**Items listed in a dataset**

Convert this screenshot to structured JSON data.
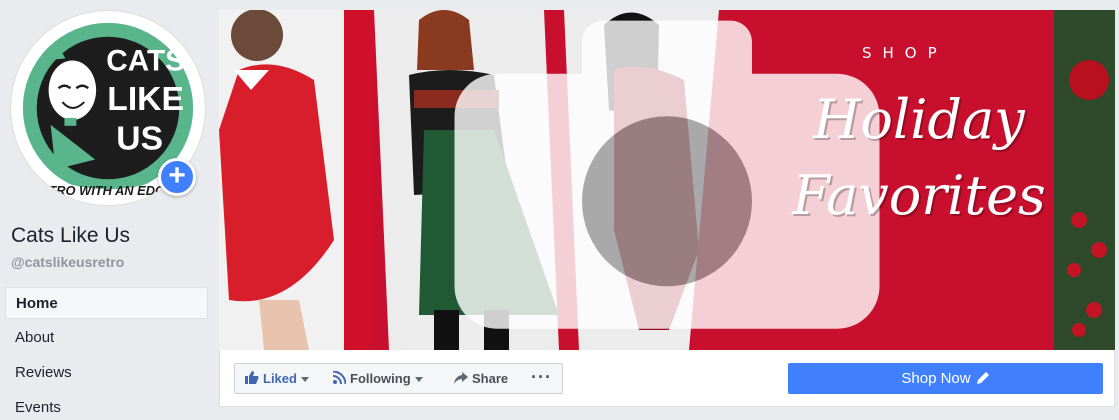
{
  "profile": {
    "logo_lines": [
      "CATS",
      "LIKE",
      "US"
    ],
    "logo_ring_text": "RETRO WITH AN EDGE",
    "add_photo_symbol": "+",
    "name": "Cats Like Us",
    "handle": "@catslikeusretro"
  },
  "nav": {
    "items": [
      {
        "label": "Home",
        "active": true
      },
      {
        "label": "About",
        "active": false
      },
      {
        "label": "Reviews",
        "active": false
      },
      {
        "label": "Events",
        "active": false
      }
    ]
  },
  "cover": {
    "shop_label": "SHOP",
    "headline_line1": "Holiday",
    "headline_line2": "Favorites",
    "camera_icon": "camera-icon"
  },
  "actions": {
    "liked_label": "Liked",
    "following_label": "Following",
    "share_label": "Share",
    "more_label": "···",
    "shop_now_label": "Shop Now"
  },
  "colors": {
    "brand_blue": "#4080ff",
    "fb_blue": "#4267b2",
    "cover_red": "#c8102e",
    "logo_green": "#58b58c"
  }
}
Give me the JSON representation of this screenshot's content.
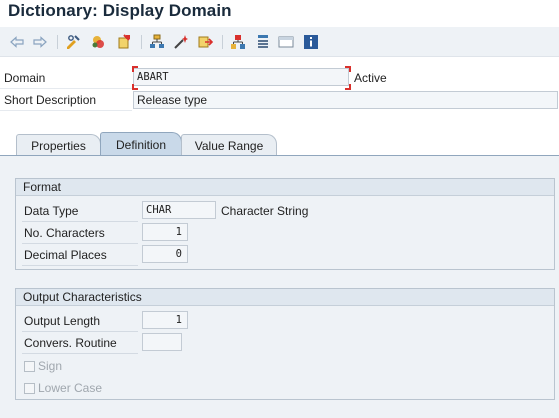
{
  "window": {
    "title": "Dictionary: Display Domain"
  },
  "toolbar": {
    "icons": [
      "back-arrow-icon",
      "forward-arrow-icon",
      "display-change-icon",
      "other-object-icon",
      "activate-icon",
      "hierarchy-icon",
      "magic-wand-icon",
      "transport-icon",
      "where-used-icon",
      "list-icon",
      "screen-icon",
      "info-icon"
    ]
  },
  "header": {
    "domain_label": "Domain",
    "domain_value": "ABART",
    "status": "Active",
    "short_desc_label": "Short Description",
    "short_desc_value": "Release type"
  },
  "tabs": [
    {
      "label": "Properties",
      "active": false
    },
    {
      "label": "Definition",
      "active": true
    },
    {
      "label": "Value Range",
      "active": false
    }
  ],
  "format": {
    "title": "Format",
    "data_type_label": "Data Type",
    "data_type_value": "CHAR",
    "data_type_desc": "Character String",
    "no_chars_label": "No. Characters",
    "no_chars_value": "1",
    "decimal_label": "Decimal Places",
    "decimal_value": "0"
  },
  "output": {
    "title": "Output Characteristics",
    "length_label": "Output Length",
    "length_value": "1",
    "routine_label": "Convers. Routine",
    "routine_value": "",
    "sign_label": "Sign",
    "sign_checked": false,
    "lower_label": "Lower Case",
    "lower_checked": false
  },
  "colors": {
    "accent": "#d9302c",
    "tab_active": "#c9d9e9",
    "panel": "#eef2f6"
  }
}
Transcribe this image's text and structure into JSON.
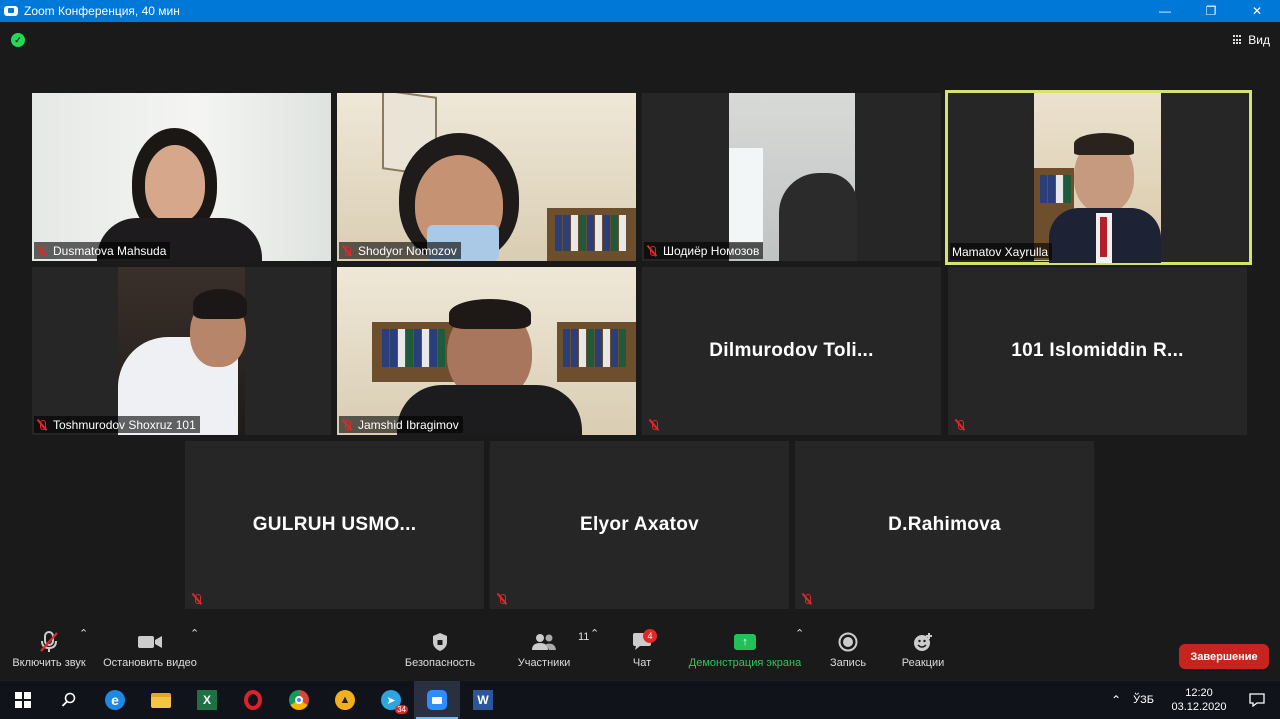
{
  "window": {
    "title": "Zoom Конференция, 40 мин",
    "controls": [
      "minimize-icon",
      "restore-icon",
      "close-icon"
    ]
  },
  "topbar": {
    "view_label": "Вид"
  },
  "participants": [
    {
      "name": "Dusmatova Mahsuda",
      "video": true,
      "muted": true
    },
    {
      "name": "Shodyor Nomozov",
      "video": true,
      "muted": true
    },
    {
      "name": "Шодиёр Номозов",
      "video": true,
      "muted": true
    },
    {
      "name": "Mamatov Xayrulla",
      "video": true,
      "muted": false,
      "active_speaker": true
    },
    {
      "name": "Toshmurodov Shoxruz 101",
      "video": true,
      "muted": true
    },
    {
      "name": "Jamshid Ibragimov",
      "video": true,
      "muted": true
    },
    {
      "name": "Dilmurodov  Toli...",
      "video": false,
      "muted": true
    },
    {
      "name": "101  Islomiddin  R...",
      "video": false,
      "muted": true
    },
    {
      "name": "GULRUH  USMO...",
      "video": false,
      "muted": true
    },
    {
      "name": "Elyor Axatov",
      "video": false,
      "muted": true
    },
    {
      "name": "D.Rahimova",
      "video": false,
      "muted": true
    }
  ],
  "toolbar": {
    "unmute_label": "Включить звук",
    "stop_video_label": "Остановить видео",
    "security_label": "Безопасность",
    "participants_label": "Участники",
    "participants_count": "11",
    "chat_label": "Чат",
    "chat_badge": "4",
    "share_label": "Демонстрация экрана",
    "record_label": "Запись",
    "reactions_label": "Реакции",
    "end_label": "Завершение"
  },
  "taskbar": {
    "apps": [
      "windows-start-icon",
      "search-icon",
      "edge-icon",
      "file-explorer-icon",
      "excel-icon",
      "opera-icon",
      "chrome-icon",
      "app-triangle-icon",
      "telegram-icon",
      "zoom-icon",
      "word-icon"
    ],
    "telegram_badge": "34",
    "language": "ЎЗБ",
    "time": "12:20",
    "date": "03.12.2020"
  },
  "colors": {
    "titlebar": "#0078d7",
    "active_speaker_border": "#d4e36a",
    "end_button": "#c7241f",
    "share_green": "#23c058",
    "muted_red": "#e02828"
  }
}
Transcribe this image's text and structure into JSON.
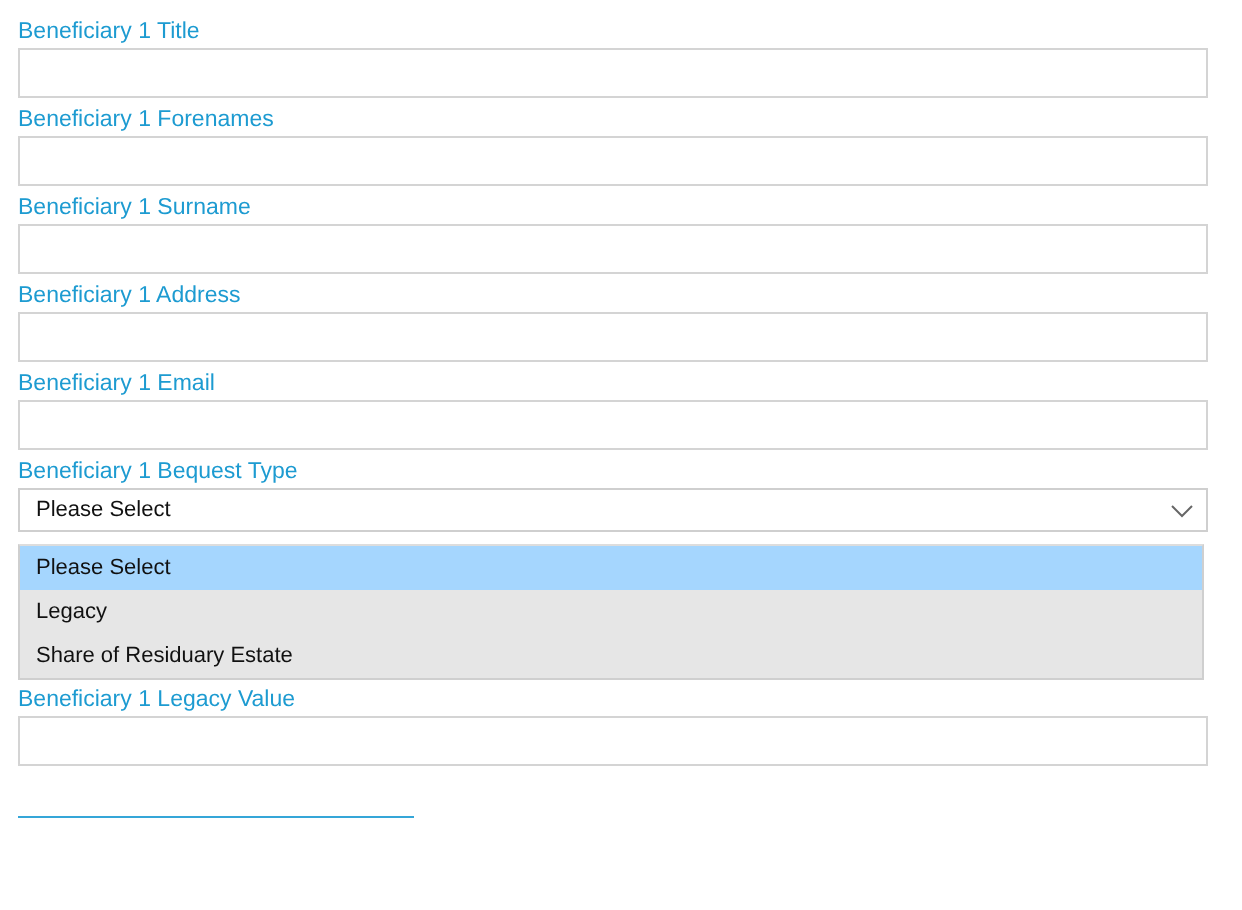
{
  "fields": [
    {
      "kind": "text",
      "label": "Beneficiary 1 Title"
    },
    {
      "kind": "text",
      "label": "Beneficiary 1 Forenames"
    },
    {
      "kind": "text",
      "label": "Beneficiary 1 Surname"
    },
    {
      "kind": "text",
      "label": "Beneficiary 1 Address"
    },
    {
      "kind": "text",
      "label": "Beneficiary 1 Email"
    },
    {
      "kind": "select",
      "label": "Beneficiary 1 Bequest Type",
      "value": "Please Select",
      "expanded": true,
      "options": [
        {
          "label": "Please Select",
          "selected": true
        },
        {
          "label": "Legacy",
          "selected": false
        },
        {
          "label": "Share of Residuary Estate",
          "selected": false
        }
      ]
    },
    {
      "kind": "text",
      "label": "Beneficiary 1 Legacy Value"
    }
  ]
}
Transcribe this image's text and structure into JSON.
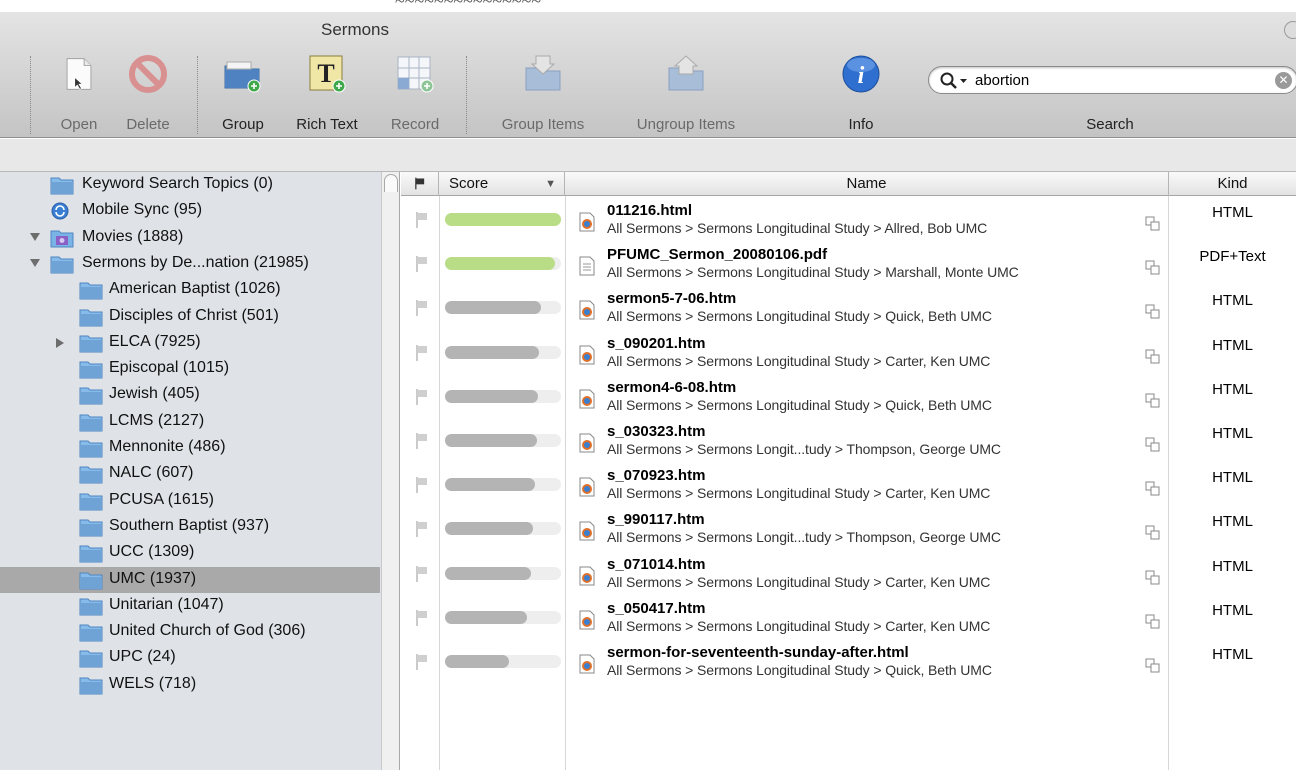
{
  "app": {
    "window_title": "Sermons"
  },
  "top_strip_text": "~~~~~~~~~~~~~~~",
  "toolbar": {
    "buttons": [
      {
        "id": "open",
        "label": "Open",
        "icon": "document-icon",
        "enabled": false
      },
      {
        "id": "delete",
        "label": "Delete",
        "icon": "no-entry-icon",
        "enabled": false
      },
      {
        "id": "group",
        "label": "Group",
        "icon": "new-group-icon",
        "enabled": true
      },
      {
        "id": "rich_text",
        "label": "Rich Text",
        "icon": "rich-text-icon",
        "enabled": true
      },
      {
        "id": "record",
        "label": "Record",
        "icon": "record-icon",
        "enabled": false
      },
      {
        "id": "group_items",
        "label": "Group Items",
        "icon": "group-items-icon",
        "enabled": false
      },
      {
        "id": "ungroup_items",
        "label": "Ungroup Items",
        "icon": "ungroup-items-icon",
        "enabled": false
      },
      {
        "id": "info",
        "label": "Info",
        "icon": "info-icon",
        "enabled": true
      }
    ],
    "search": {
      "value": "abortion",
      "label": "Search"
    }
  },
  "sidebar": {
    "items": [
      {
        "label": "Keyword Search Topics (0)",
        "icon": "folder-icon",
        "disclosure": "none",
        "indent": 0,
        "selected": false
      },
      {
        "label": "Mobile Sync (95)",
        "icon": "sync-icon",
        "disclosure": "none",
        "indent": 0,
        "selected": false
      },
      {
        "label": "Movies (1888)",
        "icon": "movie-folder-icon",
        "disclosure": "open",
        "indent": 0,
        "selected": false
      },
      {
        "label": "Sermons by De...nation (21985)",
        "icon": "folder-icon",
        "disclosure": "open",
        "indent": 0,
        "selected": false
      },
      {
        "label": "American Baptist (1026)",
        "icon": "folder-icon",
        "disclosure": "none",
        "indent": 1,
        "selected": false
      },
      {
        "label": "Disciples of Christ (501)",
        "icon": "folder-icon",
        "disclosure": "none",
        "indent": 1,
        "selected": false
      },
      {
        "label": "ELCA (7925)",
        "icon": "folder-icon",
        "disclosure": "closed",
        "indent": 1,
        "selected": false
      },
      {
        "label": "Episcopal (1015)",
        "icon": "folder-icon",
        "disclosure": "none",
        "indent": 1,
        "selected": false
      },
      {
        "label": "Jewish (405)",
        "icon": "folder-icon",
        "disclosure": "none",
        "indent": 1,
        "selected": false
      },
      {
        "label": "LCMS (2127)",
        "icon": "folder-icon",
        "disclosure": "none",
        "indent": 1,
        "selected": false
      },
      {
        "label": "Mennonite (486)",
        "icon": "folder-icon",
        "disclosure": "none",
        "indent": 1,
        "selected": false
      },
      {
        "label": "NALC (607)",
        "icon": "folder-icon",
        "disclosure": "none",
        "indent": 1,
        "selected": false
      },
      {
        "label": "PCUSA (1615)",
        "icon": "folder-icon",
        "disclosure": "none",
        "indent": 1,
        "selected": false
      },
      {
        "label": "Southern Baptist (937)",
        "icon": "folder-icon",
        "disclosure": "none",
        "indent": 1,
        "selected": false
      },
      {
        "label": "UCC (1309)",
        "icon": "folder-icon",
        "disclosure": "none",
        "indent": 1,
        "selected": false
      },
      {
        "label": "UMC (1937)",
        "icon": "folder-icon",
        "disclosure": "none",
        "indent": 1,
        "selected": true
      },
      {
        "label": "Unitarian (1047)",
        "icon": "folder-icon",
        "disclosure": "none",
        "indent": 1,
        "selected": false
      },
      {
        "label": "United Church of God (306)",
        "icon": "folder-icon",
        "disclosure": "none",
        "indent": 1,
        "selected": false
      },
      {
        "label": "UPC (24)",
        "icon": "folder-icon",
        "disclosure": "none",
        "indent": 1,
        "selected": false
      },
      {
        "label": "WELS (718)",
        "icon": "folder-icon",
        "disclosure": "none",
        "indent": 1,
        "selected": false
      }
    ]
  },
  "table": {
    "columns": {
      "score": "Score",
      "name": "Name",
      "kind": "Kind"
    },
    "rows": [
      {
        "name": "011216.html",
        "path": "All Sermons > Sermons Longitudinal Study > Allred, Bob UMC",
        "kind": "HTML",
        "score": 1.0,
        "doc_type": "html"
      },
      {
        "name": "PFUMC_Sermon_20080106.pdf",
        "path": "All Sermons > Sermons Longitudinal Study > Marshall, Monte UMC",
        "kind": "PDF+Text",
        "score": 0.95,
        "doc_type": "pdf"
      },
      {
        "name": "sermon5-7-06.htm",
        "path": "All Sermons > Sermons Longitudinal Study > Quick, Beth UMC",
        "kind": "HTML",
        "score": 0.83,
        "doc_type": "html"
      },
      {
        "name": "s_090201.htm",
        "path": "All Sermons > Sermons Longitudinal Study > Carter, Ken UMC",
        "kind": "HTML",
        "score": 0.81,
        "doc_type": "html"
      },
      {
        "name": "sermon4-6-08.htm",
        "path": "All Sermons > Sermons Longitudinal Study > Quick, Beth UMC",
        "kind": "HTML",
        "score": 0.8,
        "doc_type": "html"
      },
      {
        "name": "s_030323.htm",
        "path": "All Sermons > Sermons Longit...tudy > Thompson, George UMC",
        "kind": "HTML",
        "score": 0.79,
        "doc_type": "html"
      },
      {
        "name": "s_070923.htm",
        "path": "All Sermons > Sermons Longitudinal Study > Carter, Ken UMC",
        "kind": "HTML",
        "score": 0.78,
        "doc_type": "html"
      },
      {
        "name": "s_990117.htm",
        "path": "All Sermons > Sermons Longit...tudy > Thompson, George UMC",
        "kind": "HTML",
        "score": 0.76,
        "doc_type": "html"
      },
      {
        "name": "s_071014.htm",
        "path": "All Sermons > Sermons Longitudinal Study > Carter, Ken UMC",
        "kind": "HTML",
        "score": 0.74,
        "doc_type": "html"
      },
      {
        "name": "s_050417.htm",
        "path": "All Sermons > Sermons Longitudinal Study > Carter, Ken UMC",
        "kind": "HTML",
        "score": 0.71,
        "doc_type": "html"
      },
      {
        "name": "sermon-for-seventeenth-sunday-after.html",
        "path": "All Sermons > Sermons Longitudinal Study > Quick, Beth UMC",
        "kind": "HTML",
        "score": 0.55,
        "doc_type": "html"
      }
    ]
  },
  "colors": {
    "score_high": "#b9dc86",
    "score_normal": "#b4b4b4",
    "folder": "#6fa3d6",
    "selection": "#a9a9a9",
    "info_blue": "#2e6fd0"
  }
}
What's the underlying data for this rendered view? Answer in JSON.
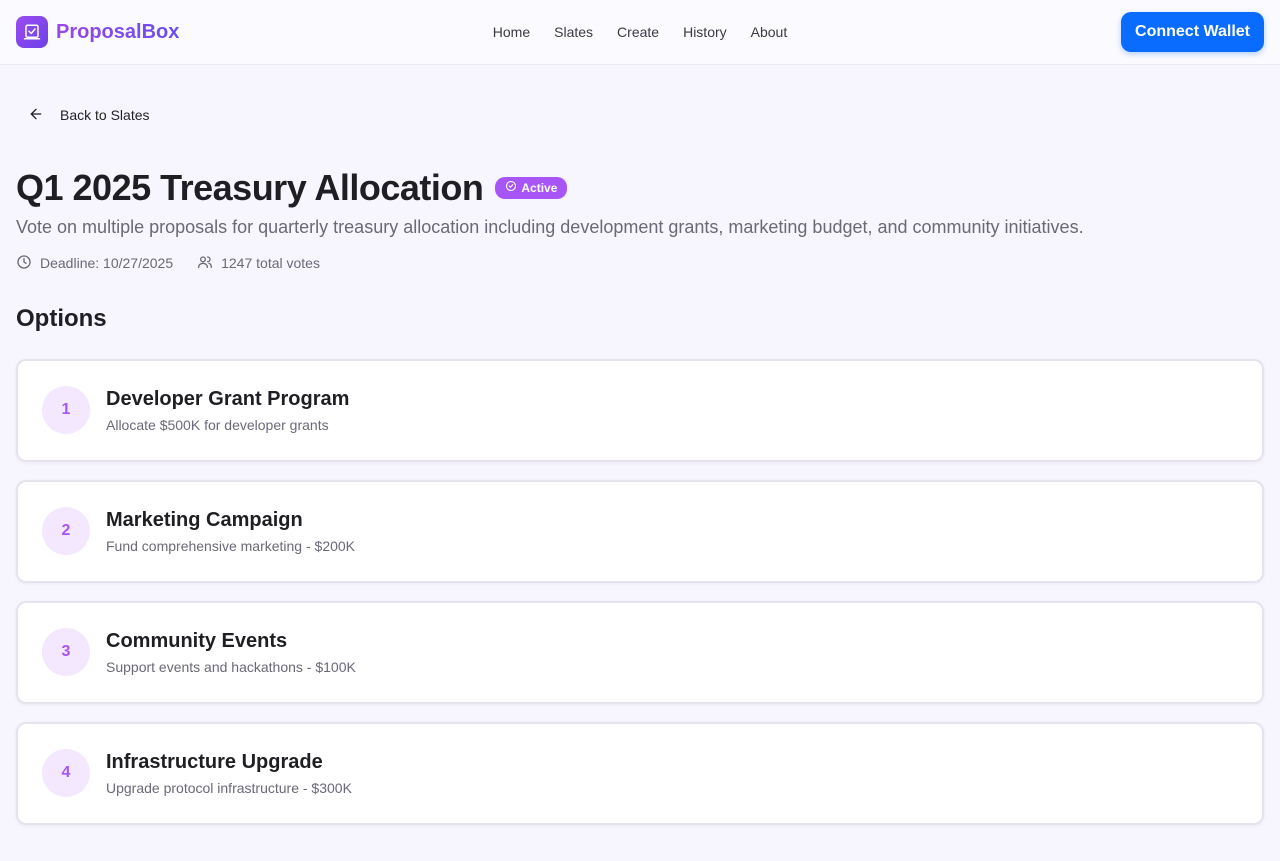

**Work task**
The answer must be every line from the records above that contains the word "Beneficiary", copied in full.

**Exercise solution**
      "label": "Beneficiary 1 Title"
      "label": "Beneficiary 1 Forenames"
      "label": "Beneficiary 1 Surname"
      "label": "Beneficiary 1 Address"
      "label": "Beneficiary 1 Email"
      "label": "Beneficiary 1 Bequest Type",
      "label": "Beneficiary 1 Legacy Value"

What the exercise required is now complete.